  • Access to a family member’s opioids is associated with higher odds of an opioid overdose.
  • Authors suggest educating patients about the risks family members face.

Why this matters

  • 2 recent studies found that most people misusing opioids get their supply from people in their family.
  • Most postsurgical patients report having leftover opioid pills.

Key results

  • Prior dispensing to a family member was associated with higher odds of overdose: OR, 2.89; 95% CI, 2.59-3.23.
  • Higher number of morphine milligram equivalents (MME) dispensed to family member(s) correlated with higher ORs (95% CIs):
    • ≤50 MME/day: 2.71 (2.42-3.03).
    • 50-89 MME/day: 7.80 (3.63-16.78). 
    • ≥90 MME/day: 15.08 (8.66-26.27).
  • Higher odds and a dose-response effect were also found in children.
  • Odds rose with more recent exposure.

Study design

  • Case-control study of national commercial claims data, 2004-2015. 
  • Authors matched 2303 people affected by overdose to 9212 controls and examined associations with family members’ opioid prescriptions.
  • Outcome: odds of opioid overdose resulting in emergency department (ED) visit or hospitalization vs in patients without family member to whom opioids were dispensed.
  • Funding: Brigham and Women’s Hospital.

Limitations

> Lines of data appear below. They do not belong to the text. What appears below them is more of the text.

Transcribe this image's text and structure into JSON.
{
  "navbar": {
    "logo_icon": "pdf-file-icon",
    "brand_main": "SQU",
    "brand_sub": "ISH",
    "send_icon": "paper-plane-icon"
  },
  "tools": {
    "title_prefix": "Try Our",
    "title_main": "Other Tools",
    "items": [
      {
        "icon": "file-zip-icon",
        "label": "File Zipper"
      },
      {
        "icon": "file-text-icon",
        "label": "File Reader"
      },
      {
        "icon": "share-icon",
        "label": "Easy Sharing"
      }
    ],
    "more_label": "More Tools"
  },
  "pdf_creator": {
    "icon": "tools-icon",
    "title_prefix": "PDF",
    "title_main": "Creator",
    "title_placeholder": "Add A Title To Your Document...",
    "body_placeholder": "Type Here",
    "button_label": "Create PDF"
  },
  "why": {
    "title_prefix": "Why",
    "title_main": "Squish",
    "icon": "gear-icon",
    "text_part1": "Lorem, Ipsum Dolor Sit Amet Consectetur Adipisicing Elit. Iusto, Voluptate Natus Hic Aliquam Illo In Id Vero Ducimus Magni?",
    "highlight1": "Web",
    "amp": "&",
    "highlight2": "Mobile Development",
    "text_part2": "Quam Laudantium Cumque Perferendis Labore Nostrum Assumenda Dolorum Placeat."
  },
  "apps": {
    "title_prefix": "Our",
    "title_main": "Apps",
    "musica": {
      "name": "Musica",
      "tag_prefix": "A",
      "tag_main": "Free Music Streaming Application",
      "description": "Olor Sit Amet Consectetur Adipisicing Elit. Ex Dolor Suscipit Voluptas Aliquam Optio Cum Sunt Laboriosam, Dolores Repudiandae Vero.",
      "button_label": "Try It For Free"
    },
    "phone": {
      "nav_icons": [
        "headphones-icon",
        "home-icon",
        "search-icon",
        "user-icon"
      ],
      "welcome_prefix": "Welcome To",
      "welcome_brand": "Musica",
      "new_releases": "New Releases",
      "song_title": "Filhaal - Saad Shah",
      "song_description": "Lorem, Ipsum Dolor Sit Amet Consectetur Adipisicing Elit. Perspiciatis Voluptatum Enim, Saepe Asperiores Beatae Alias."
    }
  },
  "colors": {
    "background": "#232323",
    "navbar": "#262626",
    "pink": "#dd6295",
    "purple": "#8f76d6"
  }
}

  • Outcome comprised both prescription and street opioids and did not capture overdoses not presenting to ED.